Photo of Gina Drosos at the Professional Women's Conference
Drosos was the keynote speaker at the 2012 Professional Women's Conference.

Even if you haven’t heard of Gina Drosos, chances are you’ve benefitted from her work.

As the head of Procter & Gamble’s Global Beauty Group, Drosos was the executive behind Cover Girl, Pantene, Gillette and more. Her 25-year tenure at P&G saw her overhaul brands like Olay and Old Spice, and take her unit from being a $200 million business to a $2.5 billion business.

And true to form, when she returned to her alma mater as part of Terry’s third Professional Women’s Conference, she didn’t just talk about good leadership practices, she showed what it looks like in action.

“The three key changes I’m going to highlight are demographic shifts, constant connectivity and the new workforce, which acts differently and is motivated differently than in the past,” she said. “Today’s business leaders must commit to being in-touch, to driving bold change and to evolving or even revolutionizing their company’s practices. I call this ‘leading from the outside-in’ and it means being outwardly focused, anticipating and leading change, partnering more than ever before, being quick to act, and motivating a changing workforce.”

She shared example after example of ways in which her team was able to identify new segments of the market, then create a product and a marketing strategy specifically for that audience.

“We launched a new version of Safeguard Soap last year called Prickly Heat. The insight, the fragrance development and the name were all designed by my team in Singapore for people who want to feel fresh even in the intense humidity of places like the Philippines,” she said. “It’s one of our best sellers. And the reason why is because it’s completely tailored to understand the local market needs.”

“Another example is brands like Olay, Pantene and Gillette that are covering more price tiers than ever before. Low-cost sizes have made it possible to get much deeper levels of distribution in markets like India, where we sell ketchup packet-sizes of Olay and Pantene for women to buy one at a time. This way, when they come home from a hard week of work on Friday and they want to get ready and have a great bonding experience with their daughters by washing their hair or braiding their hair on Saturday, which is a very typical routine in India, they have the quality of Pantene or Olay available for that at a price they can afford.”

This kind of thinking defined Drosos’ career at Procter & Gamble. Her focus on selling to developing demographics helped the company expand rapidly in the growing Asia market, and her instinct to connect with established markets in new ways helped P&G take on a bigger share of the domestic market.

But working the markets is just part of a leader’s job, she said. It also requires knowing how to manage employees.

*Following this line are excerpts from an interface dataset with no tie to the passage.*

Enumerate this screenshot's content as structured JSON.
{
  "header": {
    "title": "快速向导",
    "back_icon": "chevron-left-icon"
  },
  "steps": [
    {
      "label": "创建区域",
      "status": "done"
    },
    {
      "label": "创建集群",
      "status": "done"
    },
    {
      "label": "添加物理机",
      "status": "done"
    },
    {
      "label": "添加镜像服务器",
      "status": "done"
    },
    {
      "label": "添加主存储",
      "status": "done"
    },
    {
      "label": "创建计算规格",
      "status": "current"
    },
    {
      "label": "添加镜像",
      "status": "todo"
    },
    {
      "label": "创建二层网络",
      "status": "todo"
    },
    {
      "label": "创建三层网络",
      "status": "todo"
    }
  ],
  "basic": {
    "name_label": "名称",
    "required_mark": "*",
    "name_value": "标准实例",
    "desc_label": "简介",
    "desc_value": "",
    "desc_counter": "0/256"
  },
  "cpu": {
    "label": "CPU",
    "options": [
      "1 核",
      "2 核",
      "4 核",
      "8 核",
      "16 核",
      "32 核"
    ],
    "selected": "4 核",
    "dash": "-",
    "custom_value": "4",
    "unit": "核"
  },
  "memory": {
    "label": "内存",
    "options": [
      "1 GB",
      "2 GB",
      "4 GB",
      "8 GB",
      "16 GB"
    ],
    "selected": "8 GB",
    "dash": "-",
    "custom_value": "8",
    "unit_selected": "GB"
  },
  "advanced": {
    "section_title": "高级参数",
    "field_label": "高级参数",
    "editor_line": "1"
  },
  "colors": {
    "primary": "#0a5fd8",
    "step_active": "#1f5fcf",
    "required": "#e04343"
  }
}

“The new workforce wants self-fulfillment and ultimately happiness. And they’re willing to make the tradeoffs to get it,” she said. “To understand more about this, I recently read a book called Happier by a Harvard professor named Tal Ben-Shahar. He teaches one of Harvard University’s most popular courses: The course on happiness. He writes about our intrinsic human need to know that our actions, even our small ones, have an actual effect on the world. Accepting this premise means knowing that people need to take action. They need to be able to translate their idealism into everyday realism. This is significant for Generation Y and Millennial employees in ways than it never was for baby boomers. The implication for leaders is that we have to create experiences so that our new workforce can reach these goals. They’ll find fulfillment in their work and as a result, produce good results.”

“Here’s an example from Secret,” she added. “For those who don’t know, Secret is a brand that girls start to use at around fourth or fifth grade. My team of young marketers wanted to connect more deeply with this audience, so they went out and did research and found that the No. 1 hope, need and fear for teenage girls—the biggest problem they faced at school—was bullying. So we partnered with Dr. Rachel Simmons, the foremost expert on bullying, and Amber Riley from Glee to create the “Mean Stinks” campaign, which is an online forum where girls can share their experiences of bullying and learn as much about how to manage a situation where you’re being bullied as they can about how not to bully.”

The Mean Stinks campaign won a Cannes Lion award, and has helped thousands of girls across the country. But what’s more, it also showed a new generation of workers how working in the private sector can be an enriching and valuable experience.

“There’s no doubt that businesses are facing some tumultuous times. The world’s economy is more uncertain than ever before, many talented graduates aren’t finding the jobs that they want, the worlds demographics are changing more quickly than ever before, and it’s making traditional notions of leadership obsolete,” Drosos said. “In my view these challenges represent great opportunities for leaders like us. Uncertain times invite strong leadership and rapid change requires change agents.”